    3. A siren for warning of a coming tornado.
    4. Chunks of ice falling from the sky.
  • What is a gnomon?

    see caption
    1. The part of a sundial that projects a shadow to indicate the time of day.
    2. A small, mythical creature who lives underground.
    3. A type of umbrella.
    4. A cloud that is mistaken for a UFO.
  • Define heat index.

    see caption
    1. A measurement of the air temperature in relation to the relative humidity, used to indicate how warm or cold the air feels to people.
    2. Oven temperature given in a recipe for baking something.
    3. The temperature to which milk must be heated to kill any bacteria.
    4. A list of cities, ranked by their mean annual temperatures.
  • What is a hygrometer?

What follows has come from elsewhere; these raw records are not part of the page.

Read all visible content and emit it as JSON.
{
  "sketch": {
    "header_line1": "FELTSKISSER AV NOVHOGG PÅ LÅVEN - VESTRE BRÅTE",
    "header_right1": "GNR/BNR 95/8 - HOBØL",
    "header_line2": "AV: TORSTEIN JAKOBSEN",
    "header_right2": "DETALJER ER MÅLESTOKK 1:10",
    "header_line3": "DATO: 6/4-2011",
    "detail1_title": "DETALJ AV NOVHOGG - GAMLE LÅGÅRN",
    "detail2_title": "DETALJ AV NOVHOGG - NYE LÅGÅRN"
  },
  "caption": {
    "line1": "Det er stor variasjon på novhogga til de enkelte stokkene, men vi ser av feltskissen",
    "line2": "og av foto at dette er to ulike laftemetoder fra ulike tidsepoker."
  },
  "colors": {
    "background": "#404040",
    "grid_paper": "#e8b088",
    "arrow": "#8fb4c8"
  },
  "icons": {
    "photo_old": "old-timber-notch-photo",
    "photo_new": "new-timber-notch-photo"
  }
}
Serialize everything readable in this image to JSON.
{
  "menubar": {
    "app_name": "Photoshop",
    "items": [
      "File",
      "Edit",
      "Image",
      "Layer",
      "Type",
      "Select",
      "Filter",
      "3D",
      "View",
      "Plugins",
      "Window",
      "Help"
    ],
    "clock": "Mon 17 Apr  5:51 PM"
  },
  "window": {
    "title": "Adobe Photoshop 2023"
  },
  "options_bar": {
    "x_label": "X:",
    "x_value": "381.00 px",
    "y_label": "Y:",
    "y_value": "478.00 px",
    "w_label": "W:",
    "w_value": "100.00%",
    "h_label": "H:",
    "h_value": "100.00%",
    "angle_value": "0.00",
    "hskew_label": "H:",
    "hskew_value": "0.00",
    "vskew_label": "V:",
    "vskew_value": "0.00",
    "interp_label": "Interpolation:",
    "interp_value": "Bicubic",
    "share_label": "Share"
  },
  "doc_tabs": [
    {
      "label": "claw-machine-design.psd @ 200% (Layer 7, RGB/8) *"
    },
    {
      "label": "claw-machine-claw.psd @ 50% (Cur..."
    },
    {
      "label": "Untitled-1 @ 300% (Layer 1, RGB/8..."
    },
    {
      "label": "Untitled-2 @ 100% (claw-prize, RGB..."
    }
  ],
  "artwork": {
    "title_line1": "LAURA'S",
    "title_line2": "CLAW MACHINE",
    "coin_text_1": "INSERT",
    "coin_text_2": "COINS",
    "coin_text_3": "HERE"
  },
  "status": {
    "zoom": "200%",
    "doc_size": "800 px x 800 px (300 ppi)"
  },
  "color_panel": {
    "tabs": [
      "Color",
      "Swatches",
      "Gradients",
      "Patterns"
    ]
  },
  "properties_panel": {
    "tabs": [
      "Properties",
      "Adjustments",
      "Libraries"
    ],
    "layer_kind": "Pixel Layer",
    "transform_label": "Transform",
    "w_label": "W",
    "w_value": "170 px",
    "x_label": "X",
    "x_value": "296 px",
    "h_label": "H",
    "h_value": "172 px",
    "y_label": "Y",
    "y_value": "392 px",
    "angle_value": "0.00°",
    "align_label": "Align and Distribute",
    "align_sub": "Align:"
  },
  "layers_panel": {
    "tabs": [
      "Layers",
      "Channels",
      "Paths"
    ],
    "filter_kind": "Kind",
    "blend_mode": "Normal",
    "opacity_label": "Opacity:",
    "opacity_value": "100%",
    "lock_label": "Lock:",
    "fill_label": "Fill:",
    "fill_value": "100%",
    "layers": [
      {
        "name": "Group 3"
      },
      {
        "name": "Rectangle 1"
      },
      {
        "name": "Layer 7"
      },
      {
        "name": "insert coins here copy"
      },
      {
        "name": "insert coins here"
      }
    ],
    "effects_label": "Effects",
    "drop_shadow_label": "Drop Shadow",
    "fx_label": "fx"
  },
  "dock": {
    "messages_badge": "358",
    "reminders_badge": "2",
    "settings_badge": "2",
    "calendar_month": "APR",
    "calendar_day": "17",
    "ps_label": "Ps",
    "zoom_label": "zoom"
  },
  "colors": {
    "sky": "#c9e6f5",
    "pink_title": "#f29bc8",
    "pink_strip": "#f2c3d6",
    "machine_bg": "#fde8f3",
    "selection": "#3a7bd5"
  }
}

    see caption
    1. An instrument that measures atmospheric humidity.
    2. A device for measuring the speed of water flow in a pipe.
    3. A measurement of distance equal to 1/10th of a kilometer.
    4. An instrument that measures the rate of plant growth.
  • What is an isobar?

    see caption
    1. A line on a weather map connecting points of equal atmospheric pressure.
    2. High-protein, frozen snack bars favored by weather forecasters.
    3. A single, very high bar used by gymnasts.
    4. Unit of measurement for strain on the steel supports of a bridge or building.
  • What is a mackeral sky?

    see caption
    1. A sky covered with many small cirrocumulus or altocumulus clouds, resembling the markings found on a mackeral (fish).
    2. A mysterious weather event taking place on December 21, 1936, in New Orleans, Louisiana, when fish fell from the sky.
    3. Reflection of the sky in a lake where many fish are swimming near the surface.
    4. A hot, humid condition in which the air smells fishy.
  • What is the mesosphere?

    see caption
    1. The portion of the atmosphere from about 30 to 80 kilometers ( 20 to 50 miles) above Earth’s surface.
    2. A large ball of used chewing gum.
    3. The region of Earth within 10 degrees latitude north and south of the equator.
    4. The arrangement of Earth’s land masses around 1 billion years ago.
  • What is a mistral?

    see caption
    1. A cold, northerly wind that blows in squalls toward the Mediterranean coast of southern France.
    2. A court case in which something goes wrong.
    3. A group of folk singers.
    4. An stringed musical instrument common during the Baroque period.
  • What are mock suns?

    see caption
    1. Bright spots that sometimes appear on either side of the sun, often on a luminous ring or halo.
    2. Bright points of light in the night sky that appear to be stars but are really planets.
    3. Movie stunt people who stand in for the stars when they need to do something risky.
    4. Special headlamps worn by people in northern latitudes during the winter when it is dark almost all the time.
  • What is a psychrometer?

    see caption
    1. An instrument that uses the difference in readings between two thermometers, one having a wet bulb and the other having a dry bulb, to measure the humidity in the air.
    2. A type of lie detector.
    3. A device that measures distance as its wheel is rolled across a surface.
    4. A glass tube with fine gradations and a stop-cock at the bottom used to dispense precise amounts of a liquid.
  • What are virga streaks?

    see caption
    1. Wisps of precipitation streaming from a cloud but evaporating before reaching the ground.
    2. The parts of a person’s hair that are bleached by the Sun.
    3. Markings on Earth’s surface where water once flowed.
    4. The shiny trails left by the virga beetle as it crawls across the ground.